It was a busy and emotional time this past week as our daughter Aliyah graduated from Lloydminster’s Comprehensive High School. We’re very proud of her, as I know all other parents are equally proud of their sons and daughters. Each graduate has worked hard to reach this pinnacle of achievement.
The school staff, parent committees and volunteers in communities across Canada also worked hard to create special graduation events, under difficult circumstances, so that the kids would have memories to treasure for a lifetime. We’re all very grateful to them.
It was an exciting time to be sure, and although my son Justin, oldest daughter Rebecca and I were a snug fit in our small car’s back seat, we happily watched as Aliyah received her diploma and participated in the grand march.
Granted, once Justin, who had been waiting outside his home to be picked up for this event, clambered into the car, the atmosphere in our vehicle became somewhat suffocating, due to his absent-minded indulgence of a clump of chives that grow near his front step.
Who does that?
Whatever would possess someone to chomp down a fistful of green onions prior to sitting thigh to thigh with family members who are forced to share the same air with you for the better part of three hours?
Although they weren’t present at the time, I blame my two red-neck uncles for Justin’s lapse in judgement. They taught my children from an early age to enjoy such atrocities as peanut butter and onion sandwiches. Anyway, not even onions, or the residual breath thereof, could dampen our spirits on this momentous day.
Until we got home that was. Aliyah’s sparkly dress was hung back in its protective bag, Rebecca did her laundry, Justin went home to brush his teeth (I hope), my husband began trimming his toenails, and I dealt with a nasty mealybug infestation.
Talk about a rude jolt back to reality.
I didn’t even know several of my plants were infected with the dastardly insect until a friend texted to inform me that the hoya I’d cheerfully given for her birthday, was diseased. She warned me to check the others.
Have you ever laid eyes on a mealybug? They are horrid. It took me three hours with dish soap, Q-tips and a washcloth to clean them off my plants, and each subsequent day begins with a frantic search through the foliage for more. For several nights thereafter, the bloody things even crept through my dreams. I couldn’t get a wink of sleep as I wielded an enormous Q-tip dipped in coffee, (don’t ask) to battle a group of enormous mealybugs that slunk through the flower bed leaving their foul, white residue on my petunias, and then moved on to suck the life out of my leafy greens.
To be honest, I now have mealybugs on the brain and see them everywhere I look! I even caught myself closely examining a plastic plant in Walmart for the sinister creatures. I have to admit that some form of therapeutic intervention may be needed in order to put this whole unpleasant interlude behind me.
In any case, I must come back to the original point before things take another ugly turn and I get started on my wood tick rant.

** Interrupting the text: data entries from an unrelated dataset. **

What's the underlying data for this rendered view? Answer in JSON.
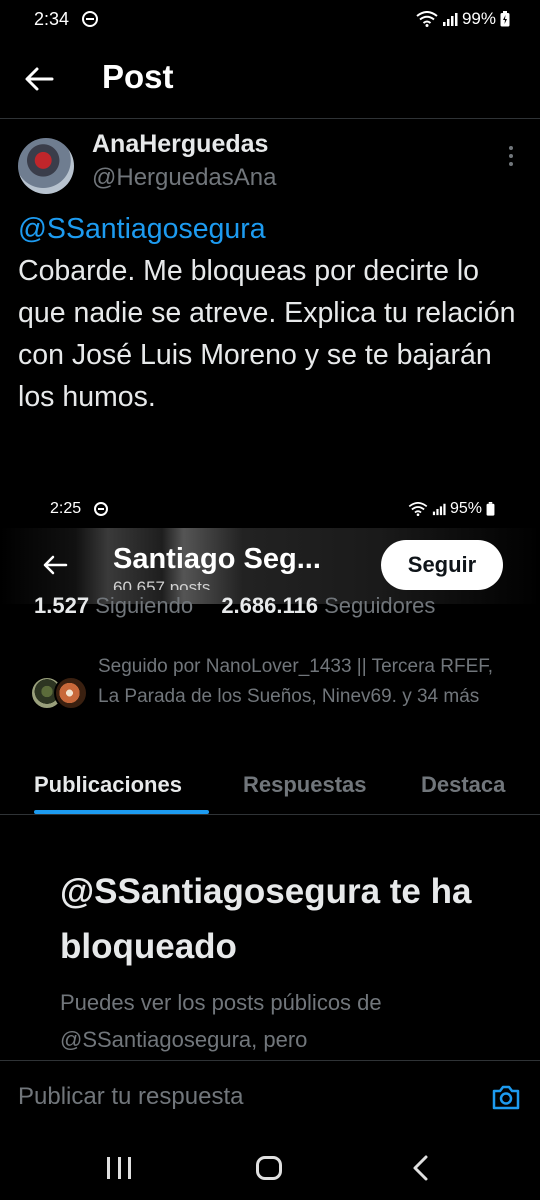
{
  "status_bar": {
    "time": "2:34",
    "battery": "99%"
  },
  "header": {
    "title": "Post"
  },
  "post": {
    "author_name": "AnaHerguedas",
    "author_handle": "@HerguedasAna",
    "mention": "@SSantiagosegura",
    "text": "Cobarde. Me bloqueas por decirte lo que nadie se atreve. Explica tu relación con José Luis Moreno y se te bajarán los humos."
  },
  "embedded_screenshot": {
    "status_bar": {
      "time": "2:25",
      "battery": "95%"
    },
    "profile_name": "Santiago Seg...",
    "posts_count": "60.657 posts",
    "follow_label": "Seguir",
    "following_count": "1.527",
    "following_label": "Siguiendo",
    "followers_count": "2.686.116",
    "followers_label": "Seguidores",
    "followed_by": "Seguido por NanoLover_1433 || Tercera RFEF, La Parada de los Sueños, Ninev69. y 34 más",
    "tabs": [
      "Publicaciones",
      "Respuestas",
      "Destaca"
    ],
    "blocked_title": "@SSantiagosegura te ha bloqueado",
    "blocked_subtitle": "Puedes ver los posts públicos de @SSantiagosegura, pero"
  },
  "reply": {
    "placeholder": "Publicar tu respuesta"
  },
  "colors": {
    "accent": "#1d9bf0",
    "background": "#000000",
    "secondary_text": "#71767b"
  }
}
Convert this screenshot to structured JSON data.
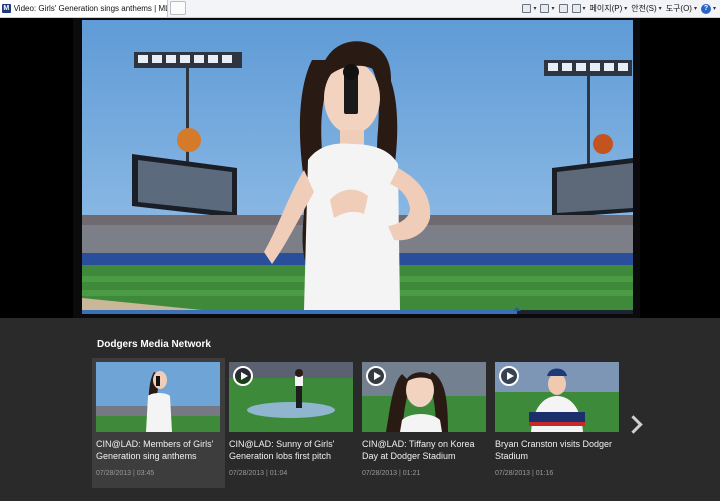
{
  "browser": {
    "tab_title": "Video: Girls' Generation sings anthems | MLB.co...",
    "favicon_text": "M",
    "commands": [
      {
        "label": "",
        "icon": "home-icon"
      },
      {
        "label": "",
        "icon": "feeds-icon"
      },
      {
        "label": "",
        "icon": "mail-icon"
      },
      {
        "label": "",
        "icon": "print-icon"
      },
      {
        "label": "페이지(P)",
        "icon": "page-icon"
      },
      {
        "label": "안전(S)",
        "icon": "safety-icon"
      },
      {
        "label": "도구(O)",
        "icon": "tools-icon"
      }
    ],
    "help_symbol": "?"
  },
  "player": {
    "progress_fraction": 0.79,
    "colors": {
      "sky": "#6aa3d8",
      "field": "#3f8a3a",
      "accent": "#3a70b6"
    }
  },
  "media": {
    "section_title": "Dodgers Media Network",
    "cards": [
      {
        "title": "CIN@LAD: Members of Girls' Generation sing anthems",
        "date": "07/28/2013",
        "duration": "03:45",
        "meta": "07/28/2013 | 03:45",
        "active": true
      },
      {
        "title": "CIN@LAD: Sunny of Girls' Generation lobs first pitch",
        "date": "07/28/2013",
        "duration": "01:04",
        "meta": "07/28/2013 | 01:04",
        "active": false
      },
      {
        "title": "CIN@LAD: Tiffany on Korea Day at Dodger Stadium",
        "date": "07/28/2013",
        "duration": "01:21",
        "meta": "07/28/2013 | 01:21",
        "active": false
      },
      {
        "title": "Bryan Cranston visits Dodger Stadium",
        "date": "07/28/2013",
        "duration": "01:16",
        "meta": "07/28/2013 | 01:16",
        "active": false
      }
    ]
  }
}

Onions and mealybugs are quite enough for one day.
Congratulations to all graduates everywhere! You deserve our praise.